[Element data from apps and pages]
== Segment start ==

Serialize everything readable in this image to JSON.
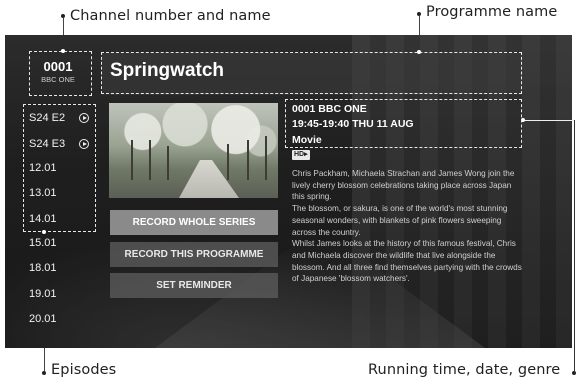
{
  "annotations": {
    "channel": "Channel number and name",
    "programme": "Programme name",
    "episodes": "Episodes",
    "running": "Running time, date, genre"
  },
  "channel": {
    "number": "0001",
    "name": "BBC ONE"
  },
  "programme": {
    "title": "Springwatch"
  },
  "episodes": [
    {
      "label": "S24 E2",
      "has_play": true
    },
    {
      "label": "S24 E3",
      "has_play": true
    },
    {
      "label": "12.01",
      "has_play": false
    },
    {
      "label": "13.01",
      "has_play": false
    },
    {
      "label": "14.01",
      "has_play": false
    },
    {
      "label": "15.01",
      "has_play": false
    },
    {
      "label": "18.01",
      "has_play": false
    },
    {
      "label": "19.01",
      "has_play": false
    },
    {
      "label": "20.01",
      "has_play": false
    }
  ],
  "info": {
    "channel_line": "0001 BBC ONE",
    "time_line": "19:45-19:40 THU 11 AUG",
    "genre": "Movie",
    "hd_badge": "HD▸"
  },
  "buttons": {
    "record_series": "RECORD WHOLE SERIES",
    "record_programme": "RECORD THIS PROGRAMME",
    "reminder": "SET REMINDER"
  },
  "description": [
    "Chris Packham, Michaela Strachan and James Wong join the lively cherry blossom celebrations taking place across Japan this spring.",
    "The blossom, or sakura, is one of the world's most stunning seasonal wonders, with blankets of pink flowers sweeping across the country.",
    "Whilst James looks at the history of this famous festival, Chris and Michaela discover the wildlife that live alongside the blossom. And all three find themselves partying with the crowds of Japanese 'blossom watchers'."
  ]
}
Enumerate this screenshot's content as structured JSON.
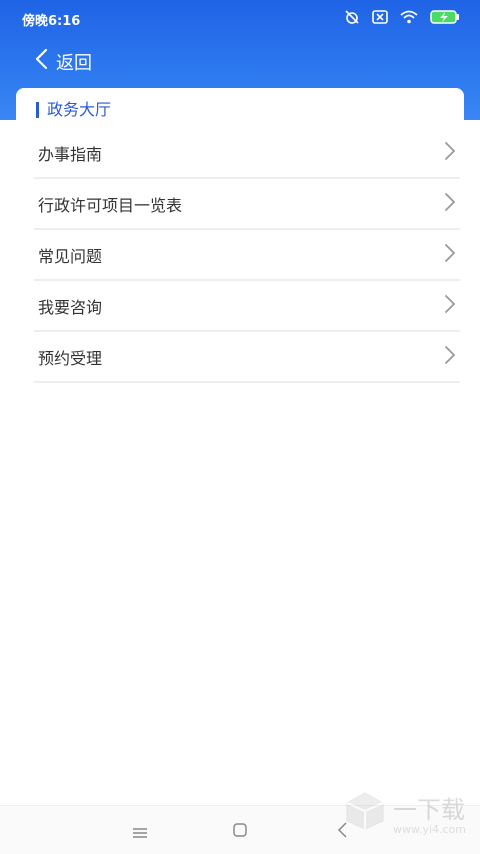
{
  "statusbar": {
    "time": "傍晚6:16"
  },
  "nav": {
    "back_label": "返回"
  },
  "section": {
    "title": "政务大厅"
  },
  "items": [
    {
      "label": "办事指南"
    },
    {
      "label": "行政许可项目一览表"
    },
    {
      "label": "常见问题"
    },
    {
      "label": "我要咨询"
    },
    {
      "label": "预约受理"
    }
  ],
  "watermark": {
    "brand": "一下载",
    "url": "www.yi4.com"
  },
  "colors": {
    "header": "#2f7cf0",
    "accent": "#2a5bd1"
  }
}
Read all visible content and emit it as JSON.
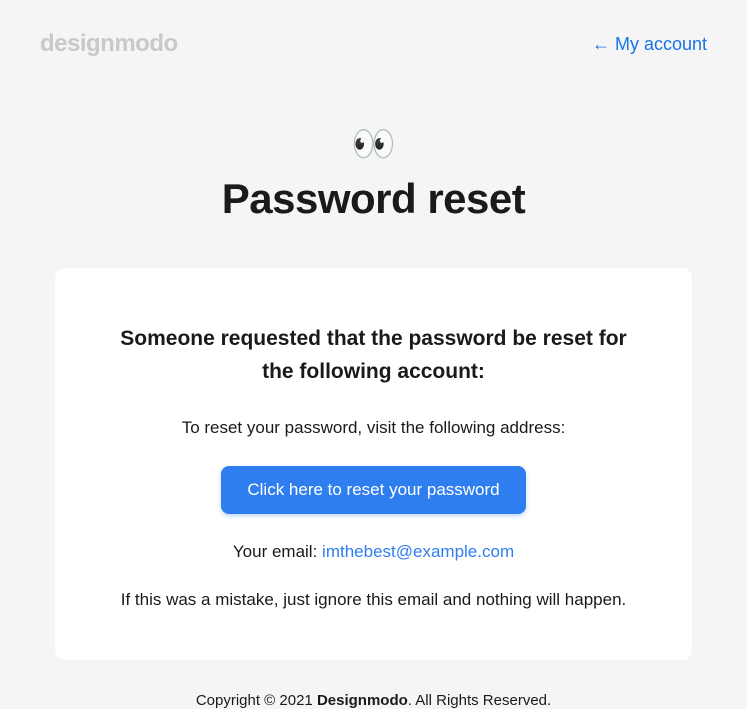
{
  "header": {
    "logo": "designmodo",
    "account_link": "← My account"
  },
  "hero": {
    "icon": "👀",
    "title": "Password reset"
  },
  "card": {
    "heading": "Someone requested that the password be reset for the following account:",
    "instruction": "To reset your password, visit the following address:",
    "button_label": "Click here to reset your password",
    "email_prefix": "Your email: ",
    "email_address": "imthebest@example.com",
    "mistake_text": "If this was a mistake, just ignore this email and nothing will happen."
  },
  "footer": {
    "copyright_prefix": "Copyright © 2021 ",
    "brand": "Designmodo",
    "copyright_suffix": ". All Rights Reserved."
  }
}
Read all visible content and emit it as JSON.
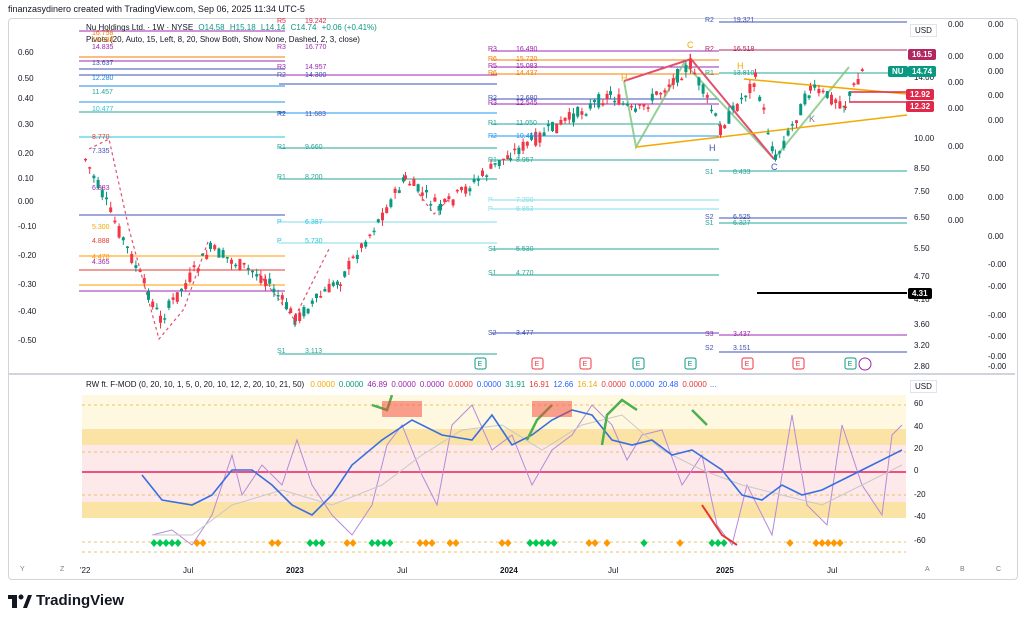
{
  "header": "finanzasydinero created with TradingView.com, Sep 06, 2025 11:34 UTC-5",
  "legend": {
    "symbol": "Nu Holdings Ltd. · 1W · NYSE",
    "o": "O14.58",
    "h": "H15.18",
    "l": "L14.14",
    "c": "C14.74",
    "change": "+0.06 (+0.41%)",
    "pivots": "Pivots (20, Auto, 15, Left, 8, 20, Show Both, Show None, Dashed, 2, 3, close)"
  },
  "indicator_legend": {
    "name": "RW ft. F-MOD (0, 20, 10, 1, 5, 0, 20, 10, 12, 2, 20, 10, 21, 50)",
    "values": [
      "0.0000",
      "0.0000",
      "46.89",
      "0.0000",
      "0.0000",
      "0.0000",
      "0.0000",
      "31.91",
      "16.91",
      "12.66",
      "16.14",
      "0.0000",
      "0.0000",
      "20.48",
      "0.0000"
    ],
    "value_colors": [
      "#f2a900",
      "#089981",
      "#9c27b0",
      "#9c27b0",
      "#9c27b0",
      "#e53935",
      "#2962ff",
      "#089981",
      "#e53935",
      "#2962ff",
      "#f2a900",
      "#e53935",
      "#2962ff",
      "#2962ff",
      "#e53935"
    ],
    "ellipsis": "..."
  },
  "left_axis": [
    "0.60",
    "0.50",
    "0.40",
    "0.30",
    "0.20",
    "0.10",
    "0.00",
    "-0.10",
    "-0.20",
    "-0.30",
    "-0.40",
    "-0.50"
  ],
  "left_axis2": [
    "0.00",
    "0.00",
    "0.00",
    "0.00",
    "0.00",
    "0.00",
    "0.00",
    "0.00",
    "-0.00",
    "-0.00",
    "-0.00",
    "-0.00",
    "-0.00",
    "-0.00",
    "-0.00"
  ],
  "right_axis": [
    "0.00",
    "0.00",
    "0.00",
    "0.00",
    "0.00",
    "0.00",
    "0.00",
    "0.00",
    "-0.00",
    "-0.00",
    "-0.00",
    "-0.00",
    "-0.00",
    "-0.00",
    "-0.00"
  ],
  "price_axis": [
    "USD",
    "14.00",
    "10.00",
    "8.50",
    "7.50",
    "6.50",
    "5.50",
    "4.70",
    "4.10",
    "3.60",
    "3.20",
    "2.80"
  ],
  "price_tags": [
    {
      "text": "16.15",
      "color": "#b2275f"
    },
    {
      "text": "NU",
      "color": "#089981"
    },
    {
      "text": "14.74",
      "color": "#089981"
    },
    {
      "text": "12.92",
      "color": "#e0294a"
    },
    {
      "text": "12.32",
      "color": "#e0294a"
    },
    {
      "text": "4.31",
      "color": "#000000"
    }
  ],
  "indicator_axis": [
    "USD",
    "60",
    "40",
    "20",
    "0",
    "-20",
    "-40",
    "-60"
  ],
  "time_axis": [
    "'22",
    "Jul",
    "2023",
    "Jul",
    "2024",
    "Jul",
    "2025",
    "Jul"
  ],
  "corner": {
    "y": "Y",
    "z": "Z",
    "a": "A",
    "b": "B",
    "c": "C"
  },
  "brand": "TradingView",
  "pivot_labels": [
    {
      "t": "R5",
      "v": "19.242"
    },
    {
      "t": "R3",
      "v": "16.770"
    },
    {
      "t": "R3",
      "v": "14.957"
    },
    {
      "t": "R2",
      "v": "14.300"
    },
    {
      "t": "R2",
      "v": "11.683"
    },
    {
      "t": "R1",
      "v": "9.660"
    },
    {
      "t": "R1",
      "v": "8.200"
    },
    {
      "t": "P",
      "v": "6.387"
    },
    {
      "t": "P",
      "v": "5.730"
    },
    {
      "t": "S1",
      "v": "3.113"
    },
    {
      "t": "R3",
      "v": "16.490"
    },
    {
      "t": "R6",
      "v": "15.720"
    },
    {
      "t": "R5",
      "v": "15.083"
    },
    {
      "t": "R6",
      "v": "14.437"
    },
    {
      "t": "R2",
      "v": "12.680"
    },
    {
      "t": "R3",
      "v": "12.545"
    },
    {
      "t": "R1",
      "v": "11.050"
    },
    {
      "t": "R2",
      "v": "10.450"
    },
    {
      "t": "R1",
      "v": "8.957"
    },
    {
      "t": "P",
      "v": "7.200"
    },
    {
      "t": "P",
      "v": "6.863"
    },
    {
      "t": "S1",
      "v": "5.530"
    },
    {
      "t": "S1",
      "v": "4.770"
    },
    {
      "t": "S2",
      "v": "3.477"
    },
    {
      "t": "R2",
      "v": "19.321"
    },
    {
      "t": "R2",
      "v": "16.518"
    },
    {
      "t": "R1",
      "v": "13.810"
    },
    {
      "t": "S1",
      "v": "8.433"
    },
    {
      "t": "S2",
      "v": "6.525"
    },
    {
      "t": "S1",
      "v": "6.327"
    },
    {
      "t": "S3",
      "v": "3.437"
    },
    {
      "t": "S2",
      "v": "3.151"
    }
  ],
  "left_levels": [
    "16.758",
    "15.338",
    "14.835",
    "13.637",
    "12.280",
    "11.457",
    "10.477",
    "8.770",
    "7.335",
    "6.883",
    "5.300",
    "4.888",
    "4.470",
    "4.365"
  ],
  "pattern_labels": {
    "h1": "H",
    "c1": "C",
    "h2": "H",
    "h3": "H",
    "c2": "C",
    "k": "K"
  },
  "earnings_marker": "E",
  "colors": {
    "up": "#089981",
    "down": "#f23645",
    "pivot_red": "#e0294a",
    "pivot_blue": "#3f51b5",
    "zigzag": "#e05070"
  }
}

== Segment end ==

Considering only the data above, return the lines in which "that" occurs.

    "Whilst James looks at the history of this famous festival, Chris and Michaela discover the wildlife that live alongside the blossom. And all three find themselves partying with the crowds of Japanese 'blossom watchers'."
    "heading": "Someone requested that the password be reset for the following account:",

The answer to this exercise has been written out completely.